DrDAQ is a versatile instrument that connects to the USB port of any PC. Using the supplied PicoScope software it can be used as an oscilloscope, spectrum analyzer and signal generator.
All plants decompose or decay as a result of the action of microorganisms. Grass is composed mainly of water, lignins and sugars. These latter two compounds contain carbon, hydrogen and oxygen. When they are broken up, they release carbon dioxide and water. The microorganisms that break them up are living things which require warmth, oxygen and water to function. A typical reaction is the decomposition of glucose:
C6H12O6 +6O2 → 6CO2 + 6H2O + heat
This is a simple experiment to show that microorganisms consume oxygen and give out energy in the form of heat.
The apparatus is set up as shown in the diagram. The oxygen and temperature (and humidity) sensors are connected to the DrDAQ data logger, which is turn is plugged into the PC.
The fresh grass cuttings are put into the bag. The bag can be put into an insulated bag to prevent heat loss. The temperature sensor is inserted into the middle of the grass cuttings. The oxygen sensor (and humidity sensor) is suspended above the grass cuttings, and the bag is tied around the sensor cables, thus making sure that the oxygen sensor does not fall down into the grass cuttings. A stand and clamp can be used to support the sensor cables.

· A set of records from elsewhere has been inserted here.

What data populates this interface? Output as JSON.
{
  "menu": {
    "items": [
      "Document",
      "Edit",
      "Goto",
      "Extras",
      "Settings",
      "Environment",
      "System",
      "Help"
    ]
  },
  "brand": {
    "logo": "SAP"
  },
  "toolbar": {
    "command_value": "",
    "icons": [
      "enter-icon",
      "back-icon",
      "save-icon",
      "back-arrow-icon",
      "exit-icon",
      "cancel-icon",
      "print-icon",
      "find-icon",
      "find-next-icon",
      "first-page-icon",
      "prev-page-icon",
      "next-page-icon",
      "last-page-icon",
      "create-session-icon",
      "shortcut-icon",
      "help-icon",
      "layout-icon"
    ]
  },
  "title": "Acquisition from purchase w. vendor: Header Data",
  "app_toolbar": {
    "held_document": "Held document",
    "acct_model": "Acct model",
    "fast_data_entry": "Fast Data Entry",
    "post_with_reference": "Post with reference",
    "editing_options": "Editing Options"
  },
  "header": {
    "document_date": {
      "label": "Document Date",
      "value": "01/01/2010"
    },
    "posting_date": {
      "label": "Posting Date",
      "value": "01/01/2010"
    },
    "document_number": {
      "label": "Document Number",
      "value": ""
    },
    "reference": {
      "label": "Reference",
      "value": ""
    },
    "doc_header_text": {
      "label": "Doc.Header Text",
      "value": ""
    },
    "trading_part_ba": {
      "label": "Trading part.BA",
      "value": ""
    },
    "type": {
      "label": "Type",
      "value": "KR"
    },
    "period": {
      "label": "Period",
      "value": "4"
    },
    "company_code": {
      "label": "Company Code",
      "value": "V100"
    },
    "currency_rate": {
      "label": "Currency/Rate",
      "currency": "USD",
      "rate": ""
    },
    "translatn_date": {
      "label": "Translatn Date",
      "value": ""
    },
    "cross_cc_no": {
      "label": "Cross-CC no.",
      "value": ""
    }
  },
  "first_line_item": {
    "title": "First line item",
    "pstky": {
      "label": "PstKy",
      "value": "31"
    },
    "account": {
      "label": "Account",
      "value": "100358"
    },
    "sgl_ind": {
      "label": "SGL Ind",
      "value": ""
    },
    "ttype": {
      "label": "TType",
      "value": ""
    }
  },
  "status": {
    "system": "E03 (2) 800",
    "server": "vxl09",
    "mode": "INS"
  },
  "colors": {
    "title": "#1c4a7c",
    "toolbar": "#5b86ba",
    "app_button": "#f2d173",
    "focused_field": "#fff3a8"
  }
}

PicoLog is set to record at one sample per minute, with a maximum of 600 samples (i.e. 10 hours worth of data). You can use the temperature sensor on DrDAQ to record the room temperature, so you can check for any large background temperature changes which may have affected the experiment. However, grass cuttings form a good insulator, so this is not very important. The graph is set to show oxygen content and temperature. The spreadsheet is set to show oxygen content, temperature and room temperature. It is easier to view the spreadsheet if it is set to display every 5th or 10th reading once a lot have been taken (click on ‘option’ in the side menu of the spreadsheet display). Note that the temperature sensor on the DrDAQ shows a slightly higher reading than the external temperature sensor before the experiment starts, because of heat given out by the DrDAQ.
Once the experiment is set up, leave the sensors to log data for approximately 10 hours. You should start to get a temperature rise within five or 10 minutes, so the experiment can be set for a much shorter (or longer) time if required.
Further study could involve adding oxygen to the experiment once the temperature begins to drop, or changing the moisture content. Stir the grass cuttings by hand to introduce oxygen part way through the experiment, and see if the temperature starts to rise again. Alternatively, moisten the grass cuttings with water or dry them in an oven at a low heat before the bag is sealed up, to see what difference moisture levels make. Try the experiment as set out here, then repeat it with the bag open to the air, to see what difference access to oxygen at the top makes, or put a tube into the centre of the pile to introduce more air. Grass cuttings do not make very good compost as they do not have structural strength, so collapse and exclude the air necessary for microorganism growth. They also have too much nitrogen for optimal microorganism growth. A better compost mixture contains 50/50 grass cuttings and finely shredded paper or leaves. Investigating optimal circumstances for composting of plant material could form the basis of an interesting project.